**RECORDS**
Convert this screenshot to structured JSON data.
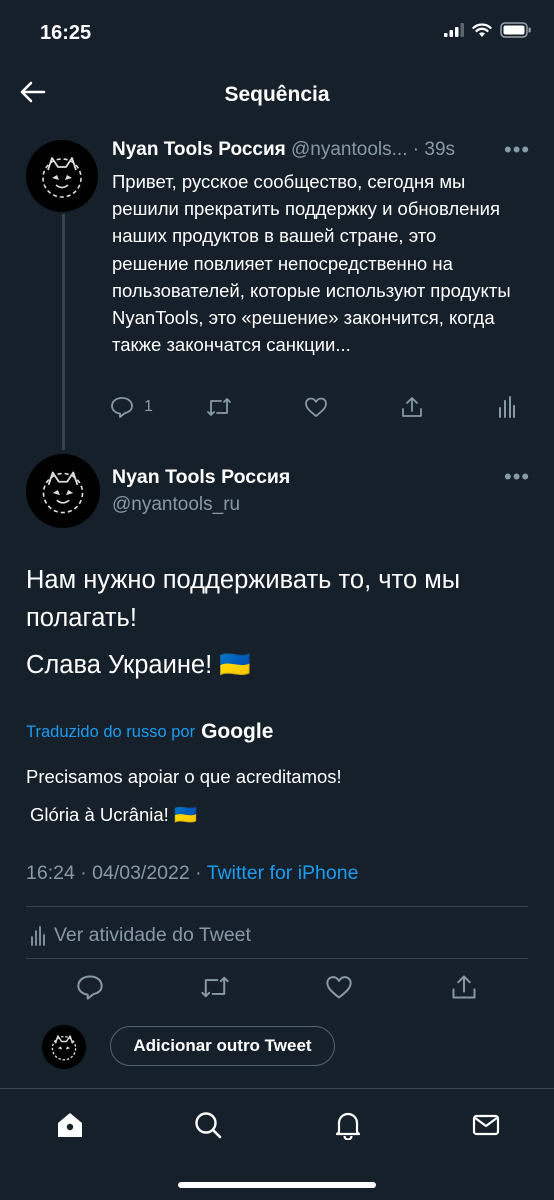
{
  "status_bar": {
    "time": "16:25"
  },
  "header": {
    "title": "Sequência"
  },
  "thread_tweet": {
    "display_name": "Nyan Tools Россия",
    "handle": "@nyantools...",
    "time": "· 39s",
    "more": "•••",
    "text": "Привет, русское сообщество, сегодня мы решили прекратить поддержку и обновления наших продуктов в вашей стране, это решение повлияет непосредственно на пользователей, которые используют продукты NyanTools, это «решение» закончится, когда также закончатся санкции...",
    "reply_count": "1"
  },
  "main_tweet": {
    "display_name": "Nyan Tools Россия",
    "handle": "@nyantools_ru",
    "more": "•••",
    "text_line1": "Нам нужно поддерживать то, что мы  полагать!",
    "text_line2": "Слава Украине! 🇺🇦",
    "translated_label": "Traduzido do russo por",
    "translator_brand": "Google",
    "translation_line1": "Precisamos apoiar o que acreditamos!",
    "translation_line2": "Glória à Ucrânia! 🇺🇦",
    "timestamp": "16:24 · 04/03/2022 · ",
    "source": "Twitter for iPhone",
    "activity_label": "Ver atividade do Tweet"
  },
  "composer": {
    "button_label": "Adicionar outro Tweet"
  },
  "colors": {
    "background": "#15202b",
    "accent": "#1d9bf0",
    "muted": "#8899a6",
    "divider": "#38444d"
  }
}
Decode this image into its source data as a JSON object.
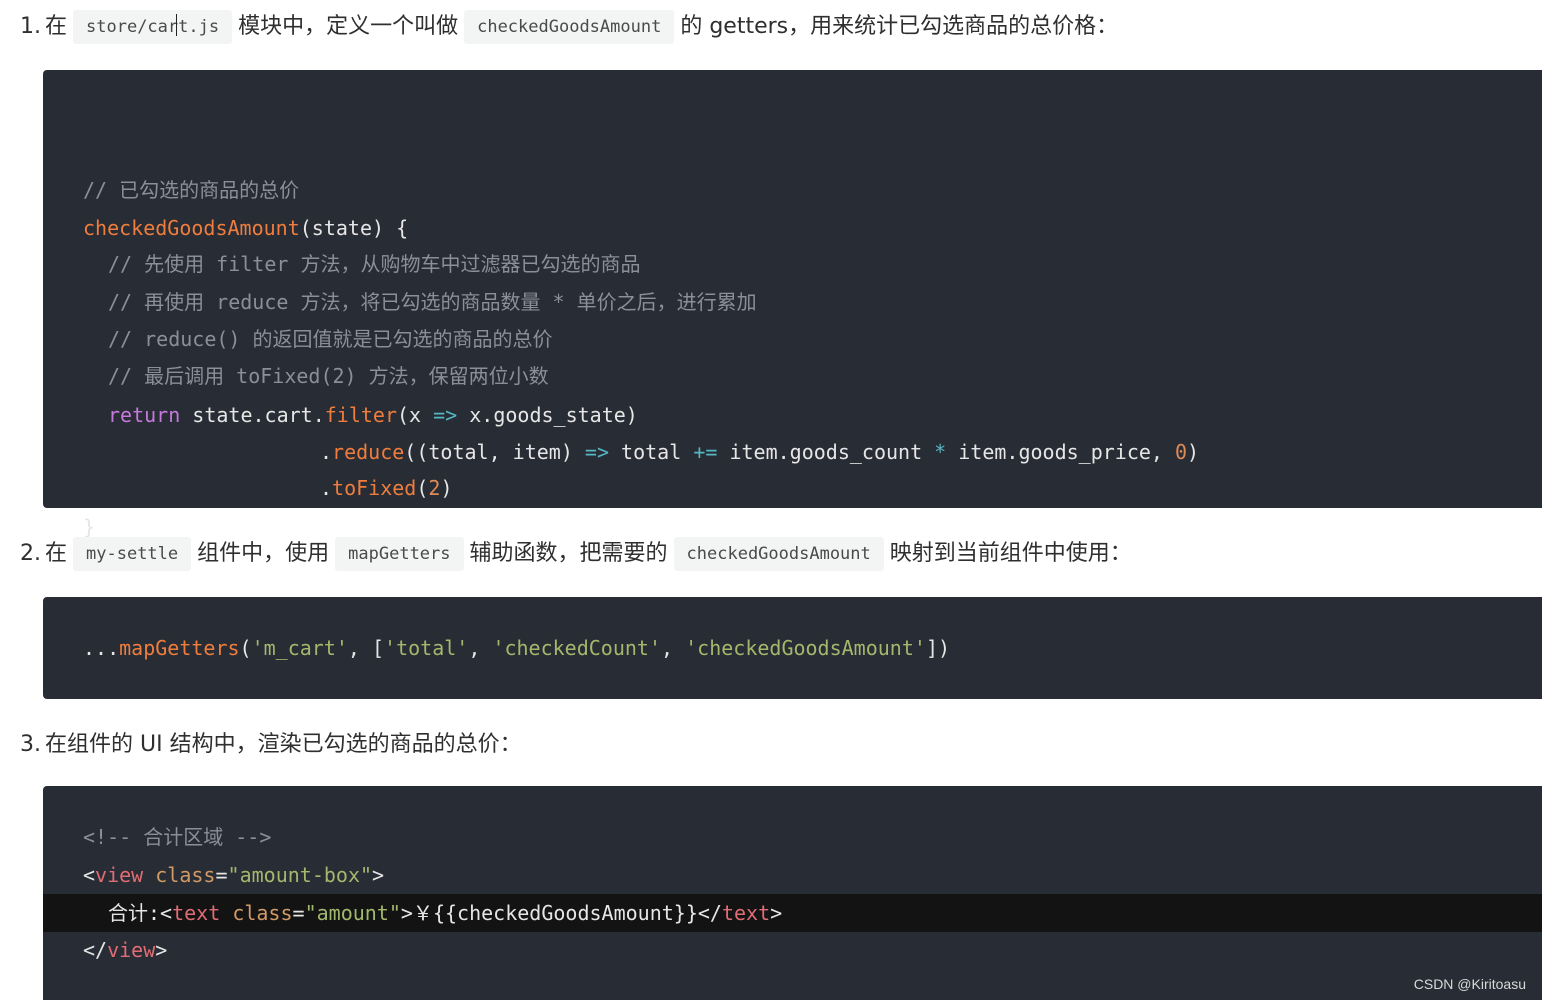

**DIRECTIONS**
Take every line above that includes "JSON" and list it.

**RESULT OF THE EXERCISE**
Convert this screenshot to structured JSON data.
Decode this image into its source data as a JSON object.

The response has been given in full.